Celebrating 20 years of conservation this winter, it seems quite fitting that local land trust, Habitat Acquisition Trust (HAT), whose emblem is encircled with a fern, went full circle this year by returning to Ayum Creek in Sooke. Protecting 14 acres of land around Ayum Creek in 1998 was one of the first major accomplishments HAT shared with the community thanks to the collaborative efforts of The Land Conservancy, the Society to Protect Ayum Creek, Capital Regional District, Mountain Equipment Co-op, and the Department of Fisheries and Oceans. Today HAT carries on its role in collaborative conservation, working to restore habitat surrounding the salmon-bearing creek, estuary, and forest at Ayum as co-covenant holder for land along the creek.
This October, HAT is hosting a two-day riparian restoration initiative alongside the Greater Victoria Green Team and more than 33 volunteers. As anyone who has embarked on an invasive plant removal mission knows well, it is challenging work, but the results are gratifying. This is an opportunity for new comers and long-time visitors to enjoy the beautiful sights, smells and sounds of Ayum Creek and fight back the encroaching Himalayan Blackberry (Rubus armeniacus), Daphne laureola, and English Holly (Ilex aquifolium) that threaten the natural area.
Ayum and its estuary are indeed a wonderful spot for birding with species like Purple Martins (Progne subis), Double-crested Cormorant (Phalacrocorax auritus), and Great Blue Herons (Ardea herodias) waiting in the wings. In later October to November, it is also a spot where you can witness the salmon run, with adult salmon displaying those vivid sunset hues while American Dippers (Cinclus mexicanus) wait to snap up an orange pearl of egg in their beaks. More than 80 different types of bird have been spotted in this ecological rich area. Ayum Creek also boasts over 107 native plants, including two rare species. For those that paddle, you can get another great perspective by launching from Cooper’s Cove and working your way there by water.

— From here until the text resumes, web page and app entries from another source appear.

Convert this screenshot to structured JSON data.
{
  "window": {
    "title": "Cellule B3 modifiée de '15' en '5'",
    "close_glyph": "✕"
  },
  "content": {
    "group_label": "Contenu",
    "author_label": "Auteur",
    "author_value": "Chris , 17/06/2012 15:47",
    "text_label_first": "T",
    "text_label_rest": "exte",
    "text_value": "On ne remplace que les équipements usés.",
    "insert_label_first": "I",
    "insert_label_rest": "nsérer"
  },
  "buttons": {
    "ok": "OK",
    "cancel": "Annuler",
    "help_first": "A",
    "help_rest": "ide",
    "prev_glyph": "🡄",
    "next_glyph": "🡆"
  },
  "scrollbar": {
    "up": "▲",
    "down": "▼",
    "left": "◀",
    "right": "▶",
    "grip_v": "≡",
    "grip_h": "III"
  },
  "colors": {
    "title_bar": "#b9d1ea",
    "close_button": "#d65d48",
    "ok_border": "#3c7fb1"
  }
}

Many places in Sooke are touched by a history of logging activity, and Ayum Creek is no different. The site was historically a prosperous salmon run and Olympia Oyster (Ostrea lurida) habitat, but in the 20th century the landscape was significantly altered with the coming and going of a lumber mill, concreteplant, wood treatment plant, and more recently a bridge for car traffic, as well as heavy water withdrawal from wells. Low water levels have been a concern at the creek in recent years, and careful water use in the surrounding watershed can help alleviate this strain. From 1998-2001 stream restoration took place to introduce large woody debris and boulders to enhance the habitat for salmon. Reintroducing logs to the creek provides places for young salmon and trout to hide from predators, gives aquatic insects something to attach to, and stabilizes the banks.
Though salmon, trout, and Olympia Oysters as well as many other native species continue to survive in Ayum Creek and Estuary, historical accounts by First Peoples and pioneers, and evidence from shell middens littered with oyster shells, tell a story of a once much greater bounty of these culturally and ecologically important species. Up until the 1930s, T’Sou-ke Elders remember substantial runs of Chum, Coho, Steelhead and Cutthroat Trout (Oncorhynchus clarki). Hunting for brant geese, mallards, goldeneyes was once common in the area too.
During the first half of the October restoration at Ayum Creek, volunteers saw first-hand the wildlife benefiting from their involvement and care. A sleepy owl watched casually from above, two Western Red-backed Salamanders were spotted among the ferns, and at the end of the day a small black bear was spotted rustling in a tree overlooking the estuary, perhaps anxious for the salmon’s return.
Ayum Creek has come a long way.
“We removed 14 refrigerators from Ayum. That was normal then. Truckload after truckload of garbage was removed, washing machines, stoves, you name it. There even used to be bamboo encroaching. That mindset is changing because of organizations like HAT,” says veteran HAT supporter Linda Beare, looking back over HAT’s nearly 20 years of conservation in the region.
Though they only make up 3% of our province’s coastline, estuaries support a disproportionate amount of British Columbia’s flora and fauna on the coast. Ayum Creek sends important nutrients from the higher reaches of the watershed out to the ocean, and the salmon’s yearly return brings nutrients back up river, which is further dispersed inland by bears and birds who consume the salmon. This valuable cycling of nutrients shapes marine and terrestrial communities important to the ecological integrity of our region. Creeks and estuaries are also important in the filtration of the water and substances that flow from the surrounding watershed. Despite the great cultural and ecological value of these habitats, only 13.5% of coastal estuaries are protected in British Columbia, making places that are protected all the more vital to restore and maintain, which is why HAT and our partners are focusing our efforts at Ayum.
The ongoing management of places like Ayum Creek is possible because of people like you. To contribute to the conservation of Ayum and other significant local places, make a gift to HAT’s Land Protection program today at hat.bc.ca/donate, by calling in to 250-995-2428, or by cheque in the mail to PO Box 8552 Victoria BC V8W 3S2.